- **Action item**
Once you have checked each line below for the word "handle", give the number of lines that have it and nothing further.

- **Records for processing**
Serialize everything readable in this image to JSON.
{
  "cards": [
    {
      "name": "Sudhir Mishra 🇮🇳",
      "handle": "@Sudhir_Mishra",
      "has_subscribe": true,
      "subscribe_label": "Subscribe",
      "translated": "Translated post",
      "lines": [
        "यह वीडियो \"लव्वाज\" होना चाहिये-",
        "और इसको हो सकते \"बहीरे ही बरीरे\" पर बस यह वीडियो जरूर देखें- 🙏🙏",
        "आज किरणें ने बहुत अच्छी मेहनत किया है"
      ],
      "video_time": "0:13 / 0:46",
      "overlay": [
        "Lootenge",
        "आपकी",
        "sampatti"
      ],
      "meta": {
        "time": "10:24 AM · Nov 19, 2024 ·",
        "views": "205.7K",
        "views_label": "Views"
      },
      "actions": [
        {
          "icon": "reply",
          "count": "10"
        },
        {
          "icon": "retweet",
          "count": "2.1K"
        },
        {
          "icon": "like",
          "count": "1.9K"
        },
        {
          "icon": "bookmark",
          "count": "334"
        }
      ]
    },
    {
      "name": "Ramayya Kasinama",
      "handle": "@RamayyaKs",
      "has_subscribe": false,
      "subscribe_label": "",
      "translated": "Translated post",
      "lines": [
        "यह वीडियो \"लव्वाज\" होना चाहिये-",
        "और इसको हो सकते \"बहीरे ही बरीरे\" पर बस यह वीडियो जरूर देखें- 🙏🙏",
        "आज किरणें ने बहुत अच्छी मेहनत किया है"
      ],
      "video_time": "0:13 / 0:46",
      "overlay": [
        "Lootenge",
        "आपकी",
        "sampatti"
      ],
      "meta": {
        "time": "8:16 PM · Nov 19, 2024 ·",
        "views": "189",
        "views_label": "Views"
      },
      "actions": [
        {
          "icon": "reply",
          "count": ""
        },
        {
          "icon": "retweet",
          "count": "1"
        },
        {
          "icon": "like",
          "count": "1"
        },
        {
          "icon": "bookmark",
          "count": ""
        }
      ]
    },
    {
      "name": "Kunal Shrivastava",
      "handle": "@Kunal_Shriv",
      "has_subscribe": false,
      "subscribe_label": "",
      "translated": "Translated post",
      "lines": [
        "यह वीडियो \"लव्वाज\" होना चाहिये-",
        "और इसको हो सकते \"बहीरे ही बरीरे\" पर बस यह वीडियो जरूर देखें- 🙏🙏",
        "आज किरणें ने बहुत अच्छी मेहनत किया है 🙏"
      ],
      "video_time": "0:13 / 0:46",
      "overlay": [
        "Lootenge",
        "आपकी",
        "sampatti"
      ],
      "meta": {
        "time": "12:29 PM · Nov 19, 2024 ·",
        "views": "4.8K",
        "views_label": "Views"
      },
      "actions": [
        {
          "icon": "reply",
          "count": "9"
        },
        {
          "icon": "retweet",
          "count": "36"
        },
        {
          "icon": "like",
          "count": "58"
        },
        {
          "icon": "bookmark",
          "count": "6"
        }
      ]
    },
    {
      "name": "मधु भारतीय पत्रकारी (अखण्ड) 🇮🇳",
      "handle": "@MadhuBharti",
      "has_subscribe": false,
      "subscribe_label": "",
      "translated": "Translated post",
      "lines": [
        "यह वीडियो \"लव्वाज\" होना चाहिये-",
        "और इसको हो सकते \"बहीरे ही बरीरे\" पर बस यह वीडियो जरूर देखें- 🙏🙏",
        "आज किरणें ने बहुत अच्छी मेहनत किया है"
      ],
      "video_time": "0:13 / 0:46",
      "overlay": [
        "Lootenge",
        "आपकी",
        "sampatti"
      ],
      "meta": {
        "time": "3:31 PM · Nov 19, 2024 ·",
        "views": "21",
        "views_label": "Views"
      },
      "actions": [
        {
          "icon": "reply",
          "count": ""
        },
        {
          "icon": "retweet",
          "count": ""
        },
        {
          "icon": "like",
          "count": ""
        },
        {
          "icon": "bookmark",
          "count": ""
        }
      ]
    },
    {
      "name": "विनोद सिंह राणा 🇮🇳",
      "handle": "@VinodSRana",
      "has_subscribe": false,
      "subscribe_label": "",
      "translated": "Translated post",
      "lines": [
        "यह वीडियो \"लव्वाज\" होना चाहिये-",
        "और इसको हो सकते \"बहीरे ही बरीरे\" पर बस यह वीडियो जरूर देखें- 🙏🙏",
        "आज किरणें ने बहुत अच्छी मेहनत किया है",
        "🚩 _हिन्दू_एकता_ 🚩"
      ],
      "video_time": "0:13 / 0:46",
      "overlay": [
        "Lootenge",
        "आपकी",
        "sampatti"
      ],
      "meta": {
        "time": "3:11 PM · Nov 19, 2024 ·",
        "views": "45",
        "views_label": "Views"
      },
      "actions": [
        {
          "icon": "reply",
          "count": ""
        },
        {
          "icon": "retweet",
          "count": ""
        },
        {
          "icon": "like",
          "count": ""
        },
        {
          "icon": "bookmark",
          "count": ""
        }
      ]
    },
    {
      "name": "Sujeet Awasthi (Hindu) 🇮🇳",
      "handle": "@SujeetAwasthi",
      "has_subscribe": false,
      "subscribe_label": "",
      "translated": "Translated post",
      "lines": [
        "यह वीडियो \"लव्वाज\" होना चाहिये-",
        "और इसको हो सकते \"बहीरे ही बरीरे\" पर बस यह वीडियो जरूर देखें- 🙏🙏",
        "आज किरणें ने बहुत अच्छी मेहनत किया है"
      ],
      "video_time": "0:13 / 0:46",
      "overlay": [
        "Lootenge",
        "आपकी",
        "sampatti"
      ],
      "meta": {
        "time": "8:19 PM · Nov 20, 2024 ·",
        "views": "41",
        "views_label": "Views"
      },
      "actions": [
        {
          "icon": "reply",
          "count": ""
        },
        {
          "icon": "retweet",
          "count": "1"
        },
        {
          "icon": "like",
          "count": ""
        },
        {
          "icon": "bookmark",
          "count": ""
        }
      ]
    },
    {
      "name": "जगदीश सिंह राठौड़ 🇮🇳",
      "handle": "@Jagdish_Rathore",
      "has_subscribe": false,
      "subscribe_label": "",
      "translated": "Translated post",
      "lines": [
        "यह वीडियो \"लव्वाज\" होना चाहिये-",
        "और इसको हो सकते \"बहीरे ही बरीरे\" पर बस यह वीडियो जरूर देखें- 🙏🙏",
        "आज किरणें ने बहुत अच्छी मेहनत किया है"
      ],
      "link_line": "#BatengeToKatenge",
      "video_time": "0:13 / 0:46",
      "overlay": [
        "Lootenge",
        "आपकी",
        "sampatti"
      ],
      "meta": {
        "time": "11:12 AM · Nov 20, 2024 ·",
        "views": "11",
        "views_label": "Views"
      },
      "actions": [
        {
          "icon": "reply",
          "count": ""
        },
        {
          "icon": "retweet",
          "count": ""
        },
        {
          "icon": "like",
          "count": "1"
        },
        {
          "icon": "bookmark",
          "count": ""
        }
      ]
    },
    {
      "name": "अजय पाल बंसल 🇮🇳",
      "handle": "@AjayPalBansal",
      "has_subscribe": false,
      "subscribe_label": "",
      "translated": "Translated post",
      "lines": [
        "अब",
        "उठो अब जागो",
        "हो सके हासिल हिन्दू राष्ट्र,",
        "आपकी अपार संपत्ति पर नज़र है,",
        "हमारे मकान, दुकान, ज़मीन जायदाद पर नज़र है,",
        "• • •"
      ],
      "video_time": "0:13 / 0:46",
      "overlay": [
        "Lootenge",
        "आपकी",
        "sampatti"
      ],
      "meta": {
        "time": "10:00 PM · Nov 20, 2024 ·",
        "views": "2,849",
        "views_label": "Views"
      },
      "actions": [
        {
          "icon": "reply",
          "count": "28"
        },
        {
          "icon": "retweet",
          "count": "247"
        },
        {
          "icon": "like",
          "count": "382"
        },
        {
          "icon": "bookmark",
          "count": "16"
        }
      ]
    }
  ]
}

- **Expected answer**
8